I oversee the FIELD programme and these are the top five things I have learned about producing a course to meet the needs of new field managers facing humanitarian disasters:
1. Don’t reinvent the wheel
When designing a training programme, always look at what content is out there already. What resources can you start working from or could you tap in to? This will save a lot of time and resources.
2. Always show what’s in it for them
Stakeholder engagement at all levels is crucial when designing training. When engaging with stakeholders, always make it about them, elaborating what is in it for them while they are supporting you.
3. Go to your source: the learner
When designing learning, make sure you engage and involve your learner right from the very beginning. They will be able to tell you where the gap is and what they need training on. This will make your training highly effective and relevant. Gathering insights from the learner, rather than solely leadership, ensures learning leaders have a comprehensive understanding of the problem and provide a comprehensive solution.
4. Ensure you give your learner psychological safety
As a learning professional you must create a psychologically safe environment for your audiences. A psychologically safe environment is a space created for audiences to engage, be vulnerable, and discuss topics without the fear of making a mistake or the fear of judgement at the hands of the facilitator or the other learners.
5. Assessing the effectiveness of your learning programme
Always assess the effectiveness of your learning programme, not only at the end but also throughout. Start with the end in mind and engage your learners with both qualitative and quantitative data through assessments, transfer of information, etc.
Now imagine that field manager at the beginning of this article has undertaken a course that considers all of these things and that was designed to equip her. What a difference it makes!
Respond better to the unexpected.
And what a difference it makes to the humanitarian response in an emergency: it is delivered in a more equitable, nuanced and higher quality way by a greater diversity of people. This means more lives saved, more suffering alleviated, and donated funds spent more wisely.
The FIELD programme provides exactly the right amount of training at exactly the right time in a way that allows learners the opportunity to learn from peers, while providing a safe place to apply learning and make decisions that mirror the real world.

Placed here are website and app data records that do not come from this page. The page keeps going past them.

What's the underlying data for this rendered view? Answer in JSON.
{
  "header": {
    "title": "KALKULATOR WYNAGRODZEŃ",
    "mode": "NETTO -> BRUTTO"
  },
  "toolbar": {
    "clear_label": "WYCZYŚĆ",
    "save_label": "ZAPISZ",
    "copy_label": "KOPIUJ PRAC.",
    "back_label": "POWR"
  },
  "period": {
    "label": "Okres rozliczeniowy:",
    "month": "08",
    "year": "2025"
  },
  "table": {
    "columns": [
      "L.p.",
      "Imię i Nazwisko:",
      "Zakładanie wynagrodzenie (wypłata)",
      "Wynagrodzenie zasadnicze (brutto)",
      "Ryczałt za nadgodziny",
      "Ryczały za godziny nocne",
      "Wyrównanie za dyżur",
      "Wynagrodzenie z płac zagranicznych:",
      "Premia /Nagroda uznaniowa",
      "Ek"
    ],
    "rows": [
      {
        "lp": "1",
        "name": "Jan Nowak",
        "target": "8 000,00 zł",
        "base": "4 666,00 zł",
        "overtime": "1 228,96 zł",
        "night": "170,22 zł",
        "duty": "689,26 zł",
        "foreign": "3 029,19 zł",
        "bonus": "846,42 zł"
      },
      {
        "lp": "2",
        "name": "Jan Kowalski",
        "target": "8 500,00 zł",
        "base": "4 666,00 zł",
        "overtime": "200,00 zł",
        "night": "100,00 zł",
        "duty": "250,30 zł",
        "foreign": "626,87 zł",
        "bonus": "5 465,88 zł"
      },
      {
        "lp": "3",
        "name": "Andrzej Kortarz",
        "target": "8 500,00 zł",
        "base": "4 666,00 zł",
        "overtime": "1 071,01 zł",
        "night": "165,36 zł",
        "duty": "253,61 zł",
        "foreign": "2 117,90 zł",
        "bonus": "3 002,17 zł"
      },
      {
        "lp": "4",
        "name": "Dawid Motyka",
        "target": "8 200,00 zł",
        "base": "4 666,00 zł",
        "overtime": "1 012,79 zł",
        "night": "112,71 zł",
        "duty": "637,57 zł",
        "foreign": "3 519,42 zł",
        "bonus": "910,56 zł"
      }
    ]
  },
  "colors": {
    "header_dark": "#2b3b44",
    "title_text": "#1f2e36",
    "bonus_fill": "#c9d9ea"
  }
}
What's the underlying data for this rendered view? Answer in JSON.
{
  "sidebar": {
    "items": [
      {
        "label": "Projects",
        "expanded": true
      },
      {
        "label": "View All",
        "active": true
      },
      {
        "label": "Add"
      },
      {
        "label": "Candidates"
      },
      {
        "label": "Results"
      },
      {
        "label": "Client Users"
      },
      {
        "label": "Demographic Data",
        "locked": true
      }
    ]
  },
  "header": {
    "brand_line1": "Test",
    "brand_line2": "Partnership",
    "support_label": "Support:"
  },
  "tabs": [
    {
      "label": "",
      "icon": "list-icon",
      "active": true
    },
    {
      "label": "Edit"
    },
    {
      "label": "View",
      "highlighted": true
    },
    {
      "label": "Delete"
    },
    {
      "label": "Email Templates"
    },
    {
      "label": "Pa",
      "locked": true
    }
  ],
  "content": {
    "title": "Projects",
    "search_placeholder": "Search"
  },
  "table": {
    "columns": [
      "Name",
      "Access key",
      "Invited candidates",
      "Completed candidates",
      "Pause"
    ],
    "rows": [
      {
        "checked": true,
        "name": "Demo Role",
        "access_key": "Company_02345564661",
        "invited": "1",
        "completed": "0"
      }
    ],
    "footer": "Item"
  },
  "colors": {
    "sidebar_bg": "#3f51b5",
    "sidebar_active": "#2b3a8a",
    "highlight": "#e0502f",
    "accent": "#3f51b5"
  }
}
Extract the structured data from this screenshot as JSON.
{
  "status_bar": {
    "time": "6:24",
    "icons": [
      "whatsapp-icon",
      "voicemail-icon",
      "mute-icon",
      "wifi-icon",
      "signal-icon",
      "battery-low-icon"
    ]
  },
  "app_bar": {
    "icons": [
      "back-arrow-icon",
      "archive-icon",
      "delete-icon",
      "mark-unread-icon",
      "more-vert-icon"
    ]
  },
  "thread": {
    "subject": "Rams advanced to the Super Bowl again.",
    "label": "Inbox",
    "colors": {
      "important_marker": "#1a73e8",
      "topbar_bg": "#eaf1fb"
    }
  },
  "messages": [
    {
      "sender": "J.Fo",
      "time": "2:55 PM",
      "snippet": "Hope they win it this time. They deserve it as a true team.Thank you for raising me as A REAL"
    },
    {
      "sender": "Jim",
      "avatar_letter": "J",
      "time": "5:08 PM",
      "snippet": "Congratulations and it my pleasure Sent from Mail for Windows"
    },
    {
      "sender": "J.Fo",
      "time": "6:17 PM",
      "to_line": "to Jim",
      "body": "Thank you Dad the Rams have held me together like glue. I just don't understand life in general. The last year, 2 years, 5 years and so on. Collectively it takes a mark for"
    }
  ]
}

World Vision is currently responding to 49 emergencies globally. None of us know when the next disaster will strike. Which of your team needs to sign up for this training course today so they are ready when it does?
Marianel Coolen is Humanitarian Learning & Development Advisor at World Vision and manages the FIELD programme for World Vision and Save the Children. The FIELD programme has been shortlisted for the global learning technologies awards under the categories of: Best online distance learning programme, Excellence in content design.